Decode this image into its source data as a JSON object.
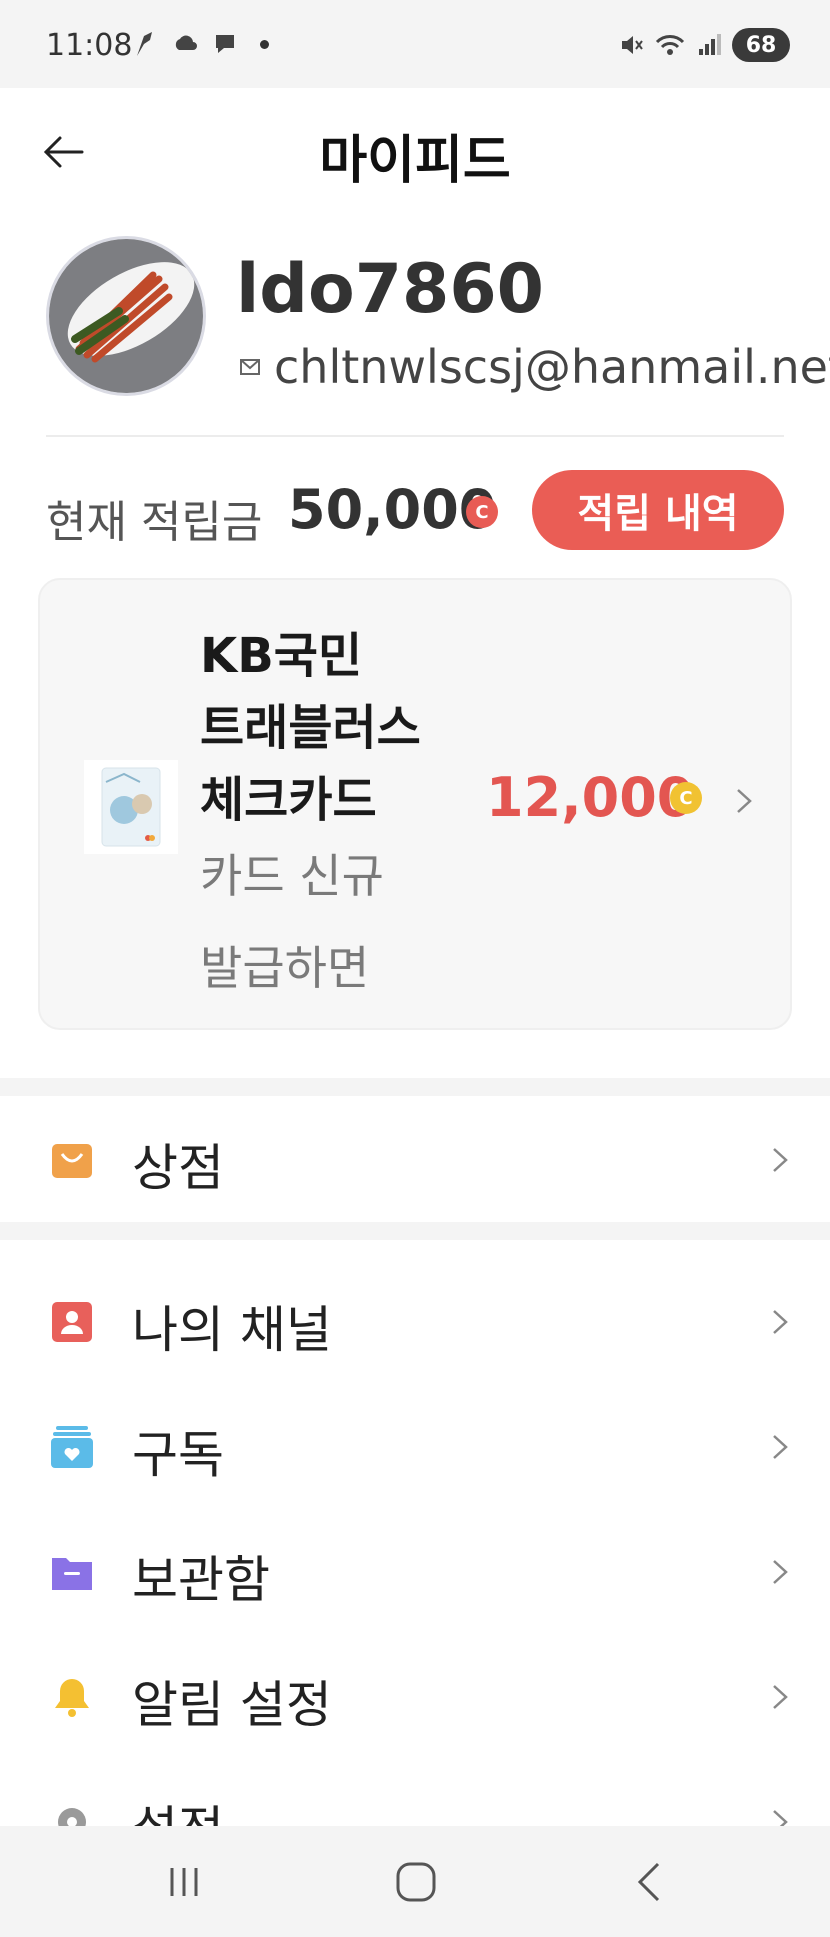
{
  "status_bar": {
    "time": "11:08",
    "battery": "68",
    "left_icons": [
      "quill-icon",
      "cloud-icon",
      "chat-icon"
    ],
    "right_icons": [
      "mute-icon",
      "wifi-icon",
      "signal-icon"
    ]
  },
  "header": {
    "title": "마이피드",
    "back_icon": "back-arrow-icon"
  },
  "profile": {
    "username": "ldo7860",
    "email": "chltnwlscsj@hanmail.net"
  },
  "points": {
    "label": "현재 적립금",
    "value": "50,000",
    "currency_mark": "C",
    "history_button": "적립 내역"
  },
  "card_promo": {
    "name": "KB국민\n트래블러스\n체크카드",
    "description": "카드 신규\n발급하면",
    "amount": "12,000",
    "currency_mark": "C"
  },
  "menu": {
    "shop": {
      "label": "상점",
      "icon": "shopping-bag-icon"
    },
    "items": [
      {
        "label": "나의 채널",
        "icon": "person-badge-icon"
      },
      {
        "label": "구독",
        "icon": "subscription-icon"
      },
      {
        "label": "보관함",
        "icon": "folder-icon"
      },
      {
        "label": "알림 설정",
        "icon": "bell-icon"
      },
      {
        "label": "설정",
        "icon": "gear-icon"
      }
    ]
  },
  "nav_bar": {
    "buttons": [
      "recent-apps-icon",
      "home-icon",
      "nav-back-icon"
    ]
  },
  "colors": {
    "accent_red": "#ea5d55",
    "coin_yellow": "#f1c232",
    "shop_orange": "#f0a14a",
    "channel_red": "#e8605b",
    "subscribe_blue": "#5bbbe8",
    "folder_purple": "#8a72e6",
    "bell_yellow": "#f4c032"
  }
}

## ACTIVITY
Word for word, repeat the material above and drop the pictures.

## RESULT FOR THIS TASK
Decode this image into its source data as a JSON object.
{
  "status_bar": {
    "time": "11:08",
    "battery": "68",
    "left_icons": [
      "quill-icon",
      "cloud-icon",
      "chat-icon"
    ],
    "right_icons": [
      "mute-icon",
      "wifi-icon",
      "signal-icon"
    ]
  },
  "header": {
    "title": "마이피드",
    "back_icon": "back-arrow-icon"
  },
  "profile": {
    "username": "ldo7860",
    "email": "chltnwlscsj@hanmail.net"
  },
  "points": {
    "label": "현재 적립금",
    "value": "50,000",
    "currency_mark": "C",
    "history_button": "적립 내역"
  },
  "card_promo": {
    "name": "KB국민\n트래블러스\n체크카드",
    "description": "카드 신규\n발급하면",
    "amount": "12,000",
    "currency_mark": "C"
  },
  "menu": {
    "shop": {
      "label": "상점",
      "icon": "shopping-bag-icon"
    },
    "items": [
      {
        "label": "나의 채널",
        "icon": "person-badge-icon"
      },
      {
        "label": "구독",
        "icon": "subscription-icon"
      },
      {
        "label": "보관함",
        "icon": "folder-icon"
      },
      {
        "label": "알림 설정",
        "icon": "bell-icon"
      },
      {
        "label": "설정",
        "icon": "gear-icon"
      }
    ]
  },
  "nav_bar": {
    "buttons": [
      "recent-apps-icon",
      "home-icon",
      "nav-back-icon"
    ]
  },
  "colors": {
    "accent_red": "#ea5d55",
    "coin_yellow": "#f1c232",
    "shop_orange": "#f0a14a",
    "channel_red": "#e8605b",
    "subscribe_blue": "#5bbbe8",
    "folder_purple": "#8a72e6",
    "bell_yellow": "#f4c032"
  }
}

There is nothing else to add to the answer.